Ex. Complaint, Stief v. Anderson, Lake County Court of Common Pleas, Case No. 15CV635, 46. Defendant argues that while he did intend or expect some sort of harm, it was not his intent to
injure Stief in the exact way that she claims or, alternatively, he contends that Stief’s injuries
were not foreseeable.
However, in this case, the Court need only look at whether Defendant’s actions were
purposeful and if Stief’s injury was a foreseeable result of those actions. Defendant’s argument
that he did not subjectively intend to cause the type of harm that would result in a lawsuit does

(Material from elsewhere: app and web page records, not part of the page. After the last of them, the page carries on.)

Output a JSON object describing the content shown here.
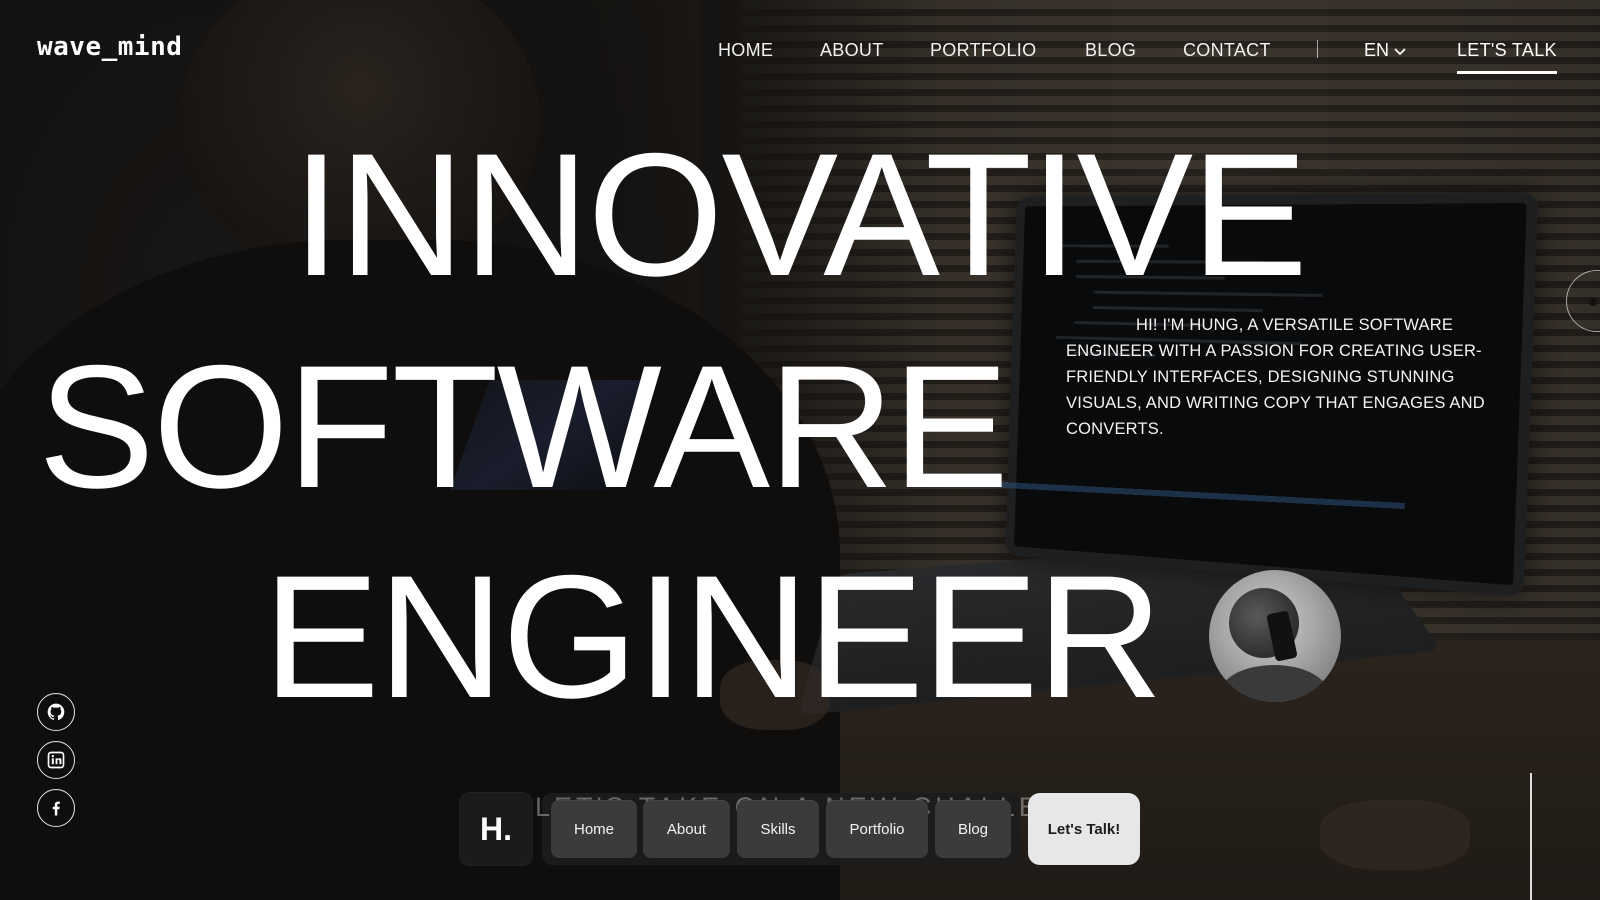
{
  "brand": {
    "logo_text": "wave_mind"
  },
  "nav": {
    "items": [
      {
        "label": "HOME"
      },
      {
        "label": "ABOUT"
      },
      {
        "label": "PORTFOLIO"
      },
      {
        "label": "BLOG"
      },
      {
        "label": "CONTACT"
      }
    ],
    "language": "EN",
    "cta_label": "LET'S TALK"
  },
  "hero": {
    "headline_lines": [
      "INNOVATIVE",
      "SOFTWARE",
      "ENGINEER"
    ],
    "intro_text": "HI! I'M HUNG, A VERSATILE SOFTWARE ENGINEER WITH A PASSION FOR CREATING USER-FRIENDLY INTERFACES, DESIGNING STUNNING VISUALS, AND WRITING COPY THAT ENGAGES AND CONVERTS."
  },
  "social": [
    {
      "icon": "github-icon"
    },
    {
      "icon": "linkedin-icon"
    },
    {
      "icon": "facebook-icon"
    }
  ],
  "dock": {
    "logo_text": "H.",
    "ghost_text": "LET'S TAKE ON A NEW CHALLENGE",
    "items": [
      {
        "label": "Home"
      },
      {
        "label": "About"
      },
      {
        "label": "Skills"
      },
      {
        "label": "Portfolio"
      },
      {
        "label": "Blog"
      }
    ],
    "cta_label": "Let's Talk!"
  },
  "colors": {
    "text": "#ffffff",
    "dock_background": "#1b1b1b",
    "dock_button": "#3b3b3b",
    "dock_cta": "#e7e7e7"
  }
}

not alter the fact that he intentionally sent those emails designed to injure or with the knowledge
that injury would be the necessary result. Even assuming that Defendant struggles with
causation, he should have reasonably foreseen that his actions would result in injury. Defendant
cannot reasonably make the argument that Stief’s injuries were neither expected nor intended.
The Court does not need to address Plaintiff’s argument that mental damages do not fall
under the scope of ‘bodily injury’ as defined in the Insurance Contract. The Court finds it
sufficient that because Defendant’s conduct falls outside the scope of the Insurance Contract,
Plaintiff does not have a duty to defend or indemnify Defendant.
Since Stief’s claims against Anderson are not covered “occurrences” and are also
Defendant does so immediately after citing “Ohio Jury Instruction - CV
429.05...intentional infliction of serious emotional distress...”
excluded from coverage as injuries which were “expected or “intended,” the Court finds that
Plaintiff Liberty Insurance is not required to indemnify nor defend Defendant Anderson against
Defendant Stief’s lawsuit. Plaintiff’s Motion for Judgment on the Pleadings (ECF DKT #12) is
IT IS SO ORDERED.
s/ Christopher A. Boyko
CHRISTOPHER A. BOYKO
United States District Judge
Dated: July 12, 2017
Disclaimer: Justia Dockets & Filings provides public litigation records from the federal appellate and district courts. These filings and docket sheets should not be considered findings of fact or liability, nor do they necessarily reflect the view of Justia.
Why Is My Information Online?